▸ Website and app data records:
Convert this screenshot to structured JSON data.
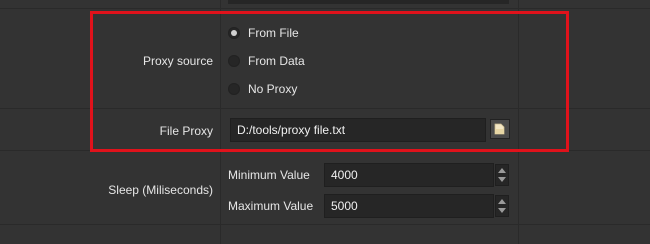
{
  "proxy": {
    "source_label": "Proxy source",
    "options": [
      "From File",
      "From Data",
      "No Proxy"
    ],
    "selected": "From File",
    "file_proxy_label": "File Proxy",
    "file_proxy_value": "D:/tools/proxy file.txt"
  },
  "sleep": {
    "label": "Sleep (Miliseconds)",
    "min_label": "Minimum Value",
    "min_value": "4000",
    "max_label": "Maximum Value",
    "max_value": "5000"
  },
  "colors": {
    "background": "#333333",
    "field": "#262626",
    "highlight_border": "#e0121b"
  },
  "icons": [
    "radio-selected-icon",
    "radio-icon",
    "folder-icon",
    "spin-up-icon",
    "spin-down-icon"
  ]
}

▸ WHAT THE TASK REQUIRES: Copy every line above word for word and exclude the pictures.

▸ WRITTEN SOLUTION:
Convert this screenshot to structured JSON data.
{
  "proxy": {
    "source_label": "Proxy source",
    "options": [
      "From File",
      "From Data",
      "No Proxy"
    ],
    "selected": "From File",
    "file_proxy_label": "File Proxy",
    "file_proxy_value": "D:/tools/proxy file.txt"
  },
  "sleep": {
    "label": "Sleep (Miliseconds)",
    "min_label": "Minimum Value",
    "min_value": "4000",
    "max_label": "Maximum Value",
    "max_value": "5000"
  },
  "colors": {
    "background": "#333333",
    "field": "#262626",
    "highlight_border": "#e0121b"
  },
  "icons": [
    "radio-selected-icon",
    "radio-icon",
    "folder-icon",
    "spin-up-icon",
    "spin-down-icon"
  ]
}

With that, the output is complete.